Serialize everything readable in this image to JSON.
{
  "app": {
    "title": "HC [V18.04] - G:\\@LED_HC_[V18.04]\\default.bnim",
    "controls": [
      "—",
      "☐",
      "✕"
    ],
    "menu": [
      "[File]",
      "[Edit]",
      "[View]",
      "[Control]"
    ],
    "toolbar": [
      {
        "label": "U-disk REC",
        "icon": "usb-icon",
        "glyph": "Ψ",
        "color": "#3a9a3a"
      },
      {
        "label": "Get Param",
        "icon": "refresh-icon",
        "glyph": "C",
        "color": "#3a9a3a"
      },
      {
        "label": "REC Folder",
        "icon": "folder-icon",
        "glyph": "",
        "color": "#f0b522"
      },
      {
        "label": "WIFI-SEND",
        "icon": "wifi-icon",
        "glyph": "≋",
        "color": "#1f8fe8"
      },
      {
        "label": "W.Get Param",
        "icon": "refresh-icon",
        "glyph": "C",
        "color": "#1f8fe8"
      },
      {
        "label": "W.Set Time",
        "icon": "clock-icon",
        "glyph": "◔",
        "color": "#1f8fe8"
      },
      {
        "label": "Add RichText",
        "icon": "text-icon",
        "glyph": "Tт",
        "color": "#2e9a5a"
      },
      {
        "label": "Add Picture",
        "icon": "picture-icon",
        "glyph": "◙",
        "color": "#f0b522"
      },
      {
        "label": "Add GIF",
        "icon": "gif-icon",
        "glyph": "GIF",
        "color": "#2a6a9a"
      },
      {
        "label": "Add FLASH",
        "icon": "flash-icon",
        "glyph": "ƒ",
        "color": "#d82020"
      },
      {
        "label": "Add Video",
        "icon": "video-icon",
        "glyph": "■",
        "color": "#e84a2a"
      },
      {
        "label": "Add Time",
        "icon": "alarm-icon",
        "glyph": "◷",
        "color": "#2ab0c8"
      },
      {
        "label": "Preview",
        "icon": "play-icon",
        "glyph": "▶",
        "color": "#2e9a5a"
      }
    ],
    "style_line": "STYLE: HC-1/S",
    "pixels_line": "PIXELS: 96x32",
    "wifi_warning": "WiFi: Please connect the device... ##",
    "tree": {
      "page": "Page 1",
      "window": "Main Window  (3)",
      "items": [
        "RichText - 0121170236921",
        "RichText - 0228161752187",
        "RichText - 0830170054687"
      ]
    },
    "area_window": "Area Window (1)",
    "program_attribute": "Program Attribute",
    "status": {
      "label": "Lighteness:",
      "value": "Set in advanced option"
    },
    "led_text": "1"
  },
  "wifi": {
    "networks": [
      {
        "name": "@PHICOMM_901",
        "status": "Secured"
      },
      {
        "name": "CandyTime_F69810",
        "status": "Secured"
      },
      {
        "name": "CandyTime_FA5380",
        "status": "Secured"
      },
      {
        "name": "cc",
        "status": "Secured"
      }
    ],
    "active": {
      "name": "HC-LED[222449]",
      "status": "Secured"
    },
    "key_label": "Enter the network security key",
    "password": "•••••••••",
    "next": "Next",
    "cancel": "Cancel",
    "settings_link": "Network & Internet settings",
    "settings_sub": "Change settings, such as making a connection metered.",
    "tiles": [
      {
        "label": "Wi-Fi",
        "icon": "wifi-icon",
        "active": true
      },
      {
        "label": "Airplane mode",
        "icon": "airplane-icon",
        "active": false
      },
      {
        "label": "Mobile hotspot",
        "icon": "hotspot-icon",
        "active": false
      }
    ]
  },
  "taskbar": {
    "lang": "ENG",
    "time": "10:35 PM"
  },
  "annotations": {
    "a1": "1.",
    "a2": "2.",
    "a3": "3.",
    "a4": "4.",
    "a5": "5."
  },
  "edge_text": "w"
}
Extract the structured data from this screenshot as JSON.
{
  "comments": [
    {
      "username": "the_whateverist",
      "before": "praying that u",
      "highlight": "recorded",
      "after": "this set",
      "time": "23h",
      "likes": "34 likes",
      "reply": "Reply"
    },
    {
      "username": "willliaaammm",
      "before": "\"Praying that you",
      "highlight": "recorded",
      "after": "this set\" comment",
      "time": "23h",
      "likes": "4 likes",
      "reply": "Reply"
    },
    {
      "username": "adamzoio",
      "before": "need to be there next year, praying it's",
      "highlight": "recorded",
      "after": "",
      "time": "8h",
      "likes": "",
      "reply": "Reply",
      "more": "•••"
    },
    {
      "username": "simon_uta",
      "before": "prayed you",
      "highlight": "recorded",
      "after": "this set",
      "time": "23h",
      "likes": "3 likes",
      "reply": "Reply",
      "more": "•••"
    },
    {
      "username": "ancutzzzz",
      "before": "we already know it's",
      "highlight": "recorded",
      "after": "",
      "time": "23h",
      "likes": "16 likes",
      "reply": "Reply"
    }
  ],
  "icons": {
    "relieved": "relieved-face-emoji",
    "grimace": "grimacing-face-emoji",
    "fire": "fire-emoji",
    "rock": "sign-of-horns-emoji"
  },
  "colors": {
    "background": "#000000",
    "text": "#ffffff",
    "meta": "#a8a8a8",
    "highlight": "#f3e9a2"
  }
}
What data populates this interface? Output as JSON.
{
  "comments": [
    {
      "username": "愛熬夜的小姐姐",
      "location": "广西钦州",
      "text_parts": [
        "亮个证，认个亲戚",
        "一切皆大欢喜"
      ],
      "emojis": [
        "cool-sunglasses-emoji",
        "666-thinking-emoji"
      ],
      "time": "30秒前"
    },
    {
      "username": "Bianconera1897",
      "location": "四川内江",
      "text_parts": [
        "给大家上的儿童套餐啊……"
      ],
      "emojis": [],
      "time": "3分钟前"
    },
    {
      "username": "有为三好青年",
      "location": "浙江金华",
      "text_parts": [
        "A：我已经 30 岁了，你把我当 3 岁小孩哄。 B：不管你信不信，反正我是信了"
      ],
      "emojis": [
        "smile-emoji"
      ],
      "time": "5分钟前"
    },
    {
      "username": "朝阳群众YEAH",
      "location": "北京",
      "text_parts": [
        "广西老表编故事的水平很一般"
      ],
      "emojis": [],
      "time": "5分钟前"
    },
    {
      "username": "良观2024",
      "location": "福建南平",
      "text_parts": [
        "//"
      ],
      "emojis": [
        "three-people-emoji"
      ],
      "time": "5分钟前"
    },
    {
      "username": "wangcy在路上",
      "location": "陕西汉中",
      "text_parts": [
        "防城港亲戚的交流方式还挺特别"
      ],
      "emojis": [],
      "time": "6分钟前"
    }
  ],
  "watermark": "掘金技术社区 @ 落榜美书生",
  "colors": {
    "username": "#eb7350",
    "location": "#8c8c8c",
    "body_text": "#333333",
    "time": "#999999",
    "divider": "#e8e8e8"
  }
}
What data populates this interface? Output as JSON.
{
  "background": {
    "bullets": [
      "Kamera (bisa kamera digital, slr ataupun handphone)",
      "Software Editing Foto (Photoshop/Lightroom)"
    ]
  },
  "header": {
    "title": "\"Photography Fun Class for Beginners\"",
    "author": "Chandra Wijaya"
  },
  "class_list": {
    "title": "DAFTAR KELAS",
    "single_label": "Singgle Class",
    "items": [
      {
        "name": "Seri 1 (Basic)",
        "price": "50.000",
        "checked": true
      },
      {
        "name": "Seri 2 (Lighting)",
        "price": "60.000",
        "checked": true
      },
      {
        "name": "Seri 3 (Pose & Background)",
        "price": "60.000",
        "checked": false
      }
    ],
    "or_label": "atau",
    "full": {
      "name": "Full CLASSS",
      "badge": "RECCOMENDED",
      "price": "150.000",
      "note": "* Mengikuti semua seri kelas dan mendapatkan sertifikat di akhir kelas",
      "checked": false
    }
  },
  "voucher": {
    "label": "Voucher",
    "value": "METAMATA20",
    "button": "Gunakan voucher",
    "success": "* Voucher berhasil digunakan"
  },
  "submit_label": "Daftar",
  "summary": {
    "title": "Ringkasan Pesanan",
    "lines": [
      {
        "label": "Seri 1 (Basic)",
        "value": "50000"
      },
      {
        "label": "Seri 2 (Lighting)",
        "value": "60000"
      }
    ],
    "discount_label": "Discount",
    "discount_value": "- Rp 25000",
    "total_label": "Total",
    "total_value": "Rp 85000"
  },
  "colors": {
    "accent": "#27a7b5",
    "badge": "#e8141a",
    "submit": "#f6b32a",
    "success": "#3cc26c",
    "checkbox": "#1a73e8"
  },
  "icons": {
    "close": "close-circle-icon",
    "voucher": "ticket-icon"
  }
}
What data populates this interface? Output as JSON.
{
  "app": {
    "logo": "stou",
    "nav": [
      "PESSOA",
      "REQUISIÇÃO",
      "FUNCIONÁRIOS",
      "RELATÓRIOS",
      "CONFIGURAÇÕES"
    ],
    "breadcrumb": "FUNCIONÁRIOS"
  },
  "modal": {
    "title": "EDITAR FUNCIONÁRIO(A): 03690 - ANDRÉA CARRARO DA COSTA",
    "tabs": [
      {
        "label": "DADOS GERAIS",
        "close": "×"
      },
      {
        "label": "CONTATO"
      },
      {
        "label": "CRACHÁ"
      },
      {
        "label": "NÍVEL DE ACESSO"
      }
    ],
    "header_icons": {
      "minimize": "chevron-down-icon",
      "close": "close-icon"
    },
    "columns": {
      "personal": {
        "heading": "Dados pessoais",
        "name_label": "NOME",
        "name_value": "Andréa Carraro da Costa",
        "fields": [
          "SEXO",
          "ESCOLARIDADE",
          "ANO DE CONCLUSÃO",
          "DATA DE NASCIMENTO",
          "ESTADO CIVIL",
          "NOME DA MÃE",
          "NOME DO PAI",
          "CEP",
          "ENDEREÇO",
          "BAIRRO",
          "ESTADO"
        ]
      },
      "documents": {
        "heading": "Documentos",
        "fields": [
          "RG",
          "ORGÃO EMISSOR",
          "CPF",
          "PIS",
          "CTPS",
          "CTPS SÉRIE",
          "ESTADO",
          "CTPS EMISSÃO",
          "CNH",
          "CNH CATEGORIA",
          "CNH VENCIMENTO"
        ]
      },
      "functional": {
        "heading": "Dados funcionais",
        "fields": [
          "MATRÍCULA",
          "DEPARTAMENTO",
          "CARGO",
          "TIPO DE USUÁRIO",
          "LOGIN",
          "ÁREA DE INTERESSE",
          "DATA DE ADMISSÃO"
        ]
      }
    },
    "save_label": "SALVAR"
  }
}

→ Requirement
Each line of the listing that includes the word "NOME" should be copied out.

→ Response area
        "name_label": "NOME",
          "NOME DA MÃE",
          "NOME DO PAI",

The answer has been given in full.